• _Task prompt_
Across all the records, filter for lines with the word "用到未来数据" and copy them.
☆ ☆ ☆ ☆
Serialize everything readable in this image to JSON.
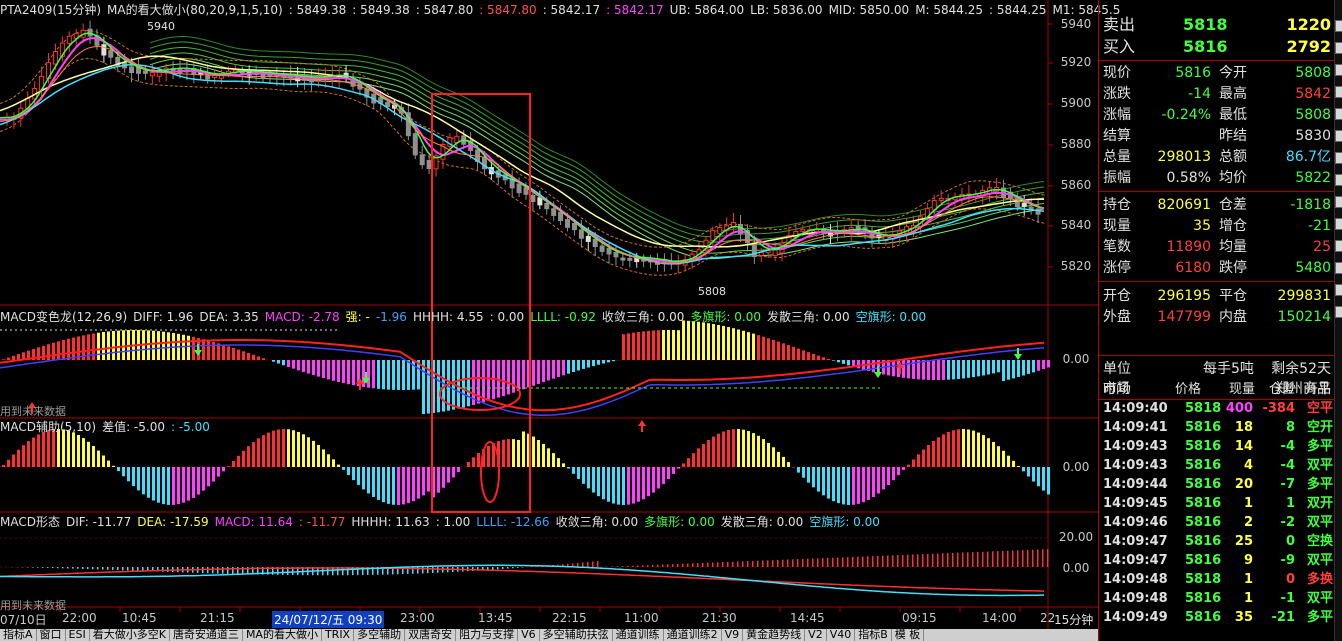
{
  "main_header": {
    "items": [
      {
        "text": "PTA2409(15分钟)",
        "color": "#e0e0e0"
      },
      {
        "text": "MA的看大做小(80,20,9,1,5,10)",
        "color": "#e0e0e0"
      },
      {
        "text": ": 5849.38",
        "color": "#e0e0e0"
      },
      {
        "text": ": 5849.38",
        "color": "#e0e0e0"
      },
      {
        "text": ": 5847.80",
        "color": "#e0e0e0"
      },
      {
        "text": ": 5847.80",
        "color": "#ff5050"
      },
      {
        "text": ": 5842.17",
        "color": "#e0e0e0"
      },
      {
        "text": ": 5842.17",
        "color": "#ff40ff"
      },
      {
        "text": "UB: 5864.00",
        "color": "#e0e0e0"
      },
      {
        "text": "LB: 5836.00",
        "color": "#e0e0e0"
      },
      {
        "text": "MID: 5850.00",
        "color": "#e0e0e0"
      },
      {
        "text": "M: 5844.25",
        "color": "#e0e0e0"
      },
      {
        "text": ": 5844.25",
        "color": "#e0e0e0"
      },
      {
        "text": "M1: 5845.5",
        "color": "#e0e0e0"
      }
    ]
  },
  "main_annotations": {
    "high": "5940",
    "low": "5808"
  },
  "price_axis": [
    "5940",
    "5920",
    "5900",
    "5880",
    "5860",
    "5840",
    "5820"
  ],
  "macd1_header": {
    "items": [
      {
        "text": "MACD变色龙(12,26,9)",
        "color": "#e0e0e0"
      },
      {
        "text": "DIFF: 1.96",
        "color": "#e0e0e0"
      },
      {
        "text": "DEA: 3.35",
        "color": "#e0e0e0"
      },
      {
        "text": "MACD: -2.78",
        "color": "#ff40ff"
      },
      {
        "text": "强: -",
        "color": "#ffff40"
      },
      {
        "text": "-1.96",
        "color": "#40a0ff"
      },
      {
        "text": "HHHH: 4.55",
        "color": "#e0e0e0"
      },
      {
        "text": ": 0.00",
        "color": "#e0e0e0"
      },
      {
        "text": "LLLL: -0.92",
        "color": "#40ff40"
      },
      {
        "text": "收敛三角: 0.00",
        "color": "#e0e0e0"
      },
      {
        "text": "多旗形: 0.00",
        "color": "#40ff40"
      },
      {
        "text": "发散三角: 0.00",
        "color": "#e0e0e0"
      },
      {
        "text": "空旗形: 0.00",
        "color": "#40e0ff"
      }
    ]
  },
  "macd1_note": "用到未来数据",
  "macd1_axis": "0.00",
  "macd2_header": {
    "items": [
      {
        "text": "MACD辅助(5,10)",
        "color": "#e0e0e0"
      },
      {
        "text": "差值: -5.00",
        "color": "#e0e0e0"
      },
      {
        "text": ": -5.00",
        "color": "#40e0ff"
      }
    ]
  },
  "macd2_axis": "0.00",
  "macd3_header": {
    "items": [
      {
        "text": "MACD形态",
        "color": "#e0e0e0"
      },
      {
        "text": "DIF: -11.77",
        "color": "#e0e0e0"
      },
      {
        "text": "DEA: -17.59",
        "color": "#ffff40"
      },
      {
        "text": "MACD: 11.64",
        "color": "#ff40ff"
      },
      {
        "text": ": -11.77",
        "color": "#ff5050"
      },
      {
        "text": "HHHH: 11.63",
        "color": "#e0e0e0"
      },
      {
        "text": ": 1.00",
        "color": "#e0e0e0"
      },
      {
        "text": "LLLL: -12.66",
        "color": "#40a0ff"
      },
      {
        "text": "收敛三角: 0.00",
        "color": "#e0e0e0"
      },
      {
        "text": "多旗形: 0.00",
        "color": "#40ff40"
      },
      {
        "text": "发散三角: 0.00",
        "color": "#e0e0e0"
      },
      {
        "text": "空旗形: 0.00",
        "color": "#40e0ff"
      }
    ]
  },
  "macd3_note": "用到未来数据",
  "macd3_axis": [
    "20.00",
    "0.00"
  ],
  "time_axis": [
    "07/10日",
    "22:00",
    "10:45",
    "21:15",
    "24/07/12/五 09:30",
    "23:00",
    "13:45",
    "22:15",
    "11:00",
    "21:30",
    "14:45",
    "09:15",
    "14:00",
    "22"
  ],
  "period_label": "15分钟",
  "tabs": [
    "指标A",
    "窗口",
    "ESI",
    "看大做小多空K",
    "唐奇安通道三",
    "MA的看大做小",
    "TRIX",
    "多空辅助",
    "双唐奇安",
    "阻力与支撑",
    "V6",
    "多空辅助扶弦",
    "通道训练",
    "通道训练2",
    "V9",
    "黄金趋势线",
    "V2",
    "V40",
    "指标B",
    "模 板"
  ],
  "quote": {
    "sell_label": "卖出",
    "sell_price": "5818",
    "sell_vol": "1220",
    "buy_label": "买入",
    "buy_price": "5816",
    "buy_vol": "2792",
    "rows": [
      {
        "l1": "现价",
        "v1": "5816",
        "c1": "#40ff40",
        "l2": "今开",
        "v2": "5808",
        "c2": "#40ff40"
      },
      {
        "l1": "涨跌",
        "v1": "-14",
        "c1": "#40ff40",
        "l2": "最高",
        "v2": "5842",
        "c2": "#ff4040"
      },
      {
        "l1": "涨幅",
        "v1": "-0.24%",
        "c1": "#40ff40",
        "l2": "最低",
        "v2": "5808",
        "c2": "#40ff40"
      },
      {
        "l1": "结算",
        "v1": "",
        "c1": "#e0e0e0",
        "l2": "昨结",
        "v2": "5830",
        "c2": "#e0e0e0"
      },
      {
        "l1": "总量",
        "v1": "298013",
        "c1": "#ffff40",
        "l2": "总额",
        "v2": "86.7亿",
        "c2": "#40e0ff"
      },
      {
        "l1": "振幅",
        "v1": "0.58%",
        "c1": "#e0e0e0",
        "l2": "均价",
        "v2": "5822",
        "c2": "#40ff40"
      },
      {
        "l1": "持仓",
        "v1": "820691",
        "c1": "#ffff40",
        "l2": "仓差",
        "v2": "-1818",
        "c2": "#40ff40"
      },
      {
        "l1": "现量",
        "v1": "35",
        "c1": "#ffff40",
        "l2": "增仓",
        "v2": "-21",
        "c2": "#40ff40"
      },
      {
        "l1": "笔数",
        "v1": "11890",
        "c1": "#ff4040",
        "l2": "均量",
        "v2": "25",
        "c2": "#ff4040"
      },
      {
        "l1": "涨停",
        "v1": "6180",
        "c1": "#ff4040",
        "l2": "跌停",
        "v2": "5480",
        "c2": "#40ff40"
      },
      {
        "l1": "开仓",
        "v1": "296195",
        "c1": "#ffff40",
        "l2": "平仓",
        "v2": "299831",
        "c2": "#ffff40"
      },
      {
        "l1": "外盘",
        "v1": "147799",
        "c1": "#ff4040",
        "l2": "内盘",
        "v2": "150214",
        "c2": "#40ff40"
      }
    ],
    "unit_label": "单位",
    "unit_value": "每手5吨",
    "remain": "剩余52天",
    "market_label": "市场",
    "market_value": "郑州商品"
  },
  "ticks_header": {
    "time": "时间",
    "price": "价格",
    "vol": "现量",
    "oi": "仓差",
    "type": "开平"
  },
  "ticks": [
    {
      "time": "14:09:40",
      "price": "5818",
      "vol": "400",
      "oi": "-384",
      "type": "空平",
      "pc": "#40ff40",
      "vc": "#ff40ff",
      "oc": "#ff4040",
      "tc": "#ff4040"
    },
    {
      "time": "14:09:41",
      "price": "5816",
      "vol": "18",
      "oi": "8",
      "type": "空开",
      "pc": "#40ff40",
      "vc": "#ffff40",
      "oc": "#40ff40",
      "tc": "#40ff40"
    },
    {
      "time": "14:09:43",
      "price": "5816",
      "vol": "14",
      "oi": "-4",
      "type": "多平",
      "pc": "#40ff40",
      "vc": "#ffff40",
      "oc": "#40ff40",
      "tc": "#40ff40"
    },
    {
      "time": "14:09:43",
      "price": "5816",
      "vol": "4",
      "oi": "-4",
      "type": "双平",
      "pc": "#40ff40",
      "vc": "#ffff40",
      "oc": "#40ff40",
      "tc": "#40ff40"
    },
    {
      "time": "14:09:44",
      "price": "5816",
      "vol": "20",
      "oi": "-7",
      "type": "多平",
      "pc": "#40ff40",
      "vc": "#ffff40",
      "oc": "#40ff40",
      "tc": "#40ff40"
    },
    {
      "time": "14:09:45",
      "price": "5816",
      "vol": "1",
      "oi": "1",
      "type": "双开",
      "pc": "#40ff40",
      "vc": "#ffff40",
      "oc": "#40ff40",
      "tc": "#40ff40"
    },
    {
      "time": "14:09:46",
      "price": "5816",
      "vol": "2",
      "oi": "-2",
      "type": "双平",
      "pc": "#40ff40",
      "vc": "#ffff40",
      "oc": "#40ff40",
      "tc": "#40ff40"
    },
    {
      "time": "14:09:47",
      "price": "5816",
      "vol": "25",
      "oi": "0",
      "type": "空换",
      "pc": "#40ff40",
      "vc": "#ffff40",
      "oc": "#40ff40",
      "tc": "#40ff40"
    },
    {
      "time": "14:09:47",
      "price": "5816",
      "vol": "9",
      "oi": "-9",
      "type": "双平",
      "pc": "#40ff40",
      "vc": "#ffff40",
      "oc": "#40ff40",
      "tc": "#40ff40"
    },
    {
      "time": "14:09:48",
      "price": "5818",
      "vol": "1",
      "oi": "0",
      "type": "多换",
      "pc": "#40ff40",
      "vc": "#ffff40",
      "oc": "#ff4040",
      "tc": "#ff4040"
    },
    {
      "time": "14:09:48",
      "price": "5816",
      "vol": "1",
      "oi": "-1",
      "type": "双平",
      "pc": "#40ff40",
      "vc": "#ffff40",
      "oc": "#40ff40",
      "tc": "#40ff40"
    },
    {
      "time": "14:09:49",
      "price": "5816",
      "vol": "35",
      "oi": "-21",
      "type": "多平",
      "pc": "#40ff40",
      "vc": "#ffff40",
      "oc": "#40ff40",
      "tc": "#40ff40"
    }
  ]
}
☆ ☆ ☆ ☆
• _Answer space_
  "macd1_note": "用到未来数据",
  "macd3_note": "用到未来数据",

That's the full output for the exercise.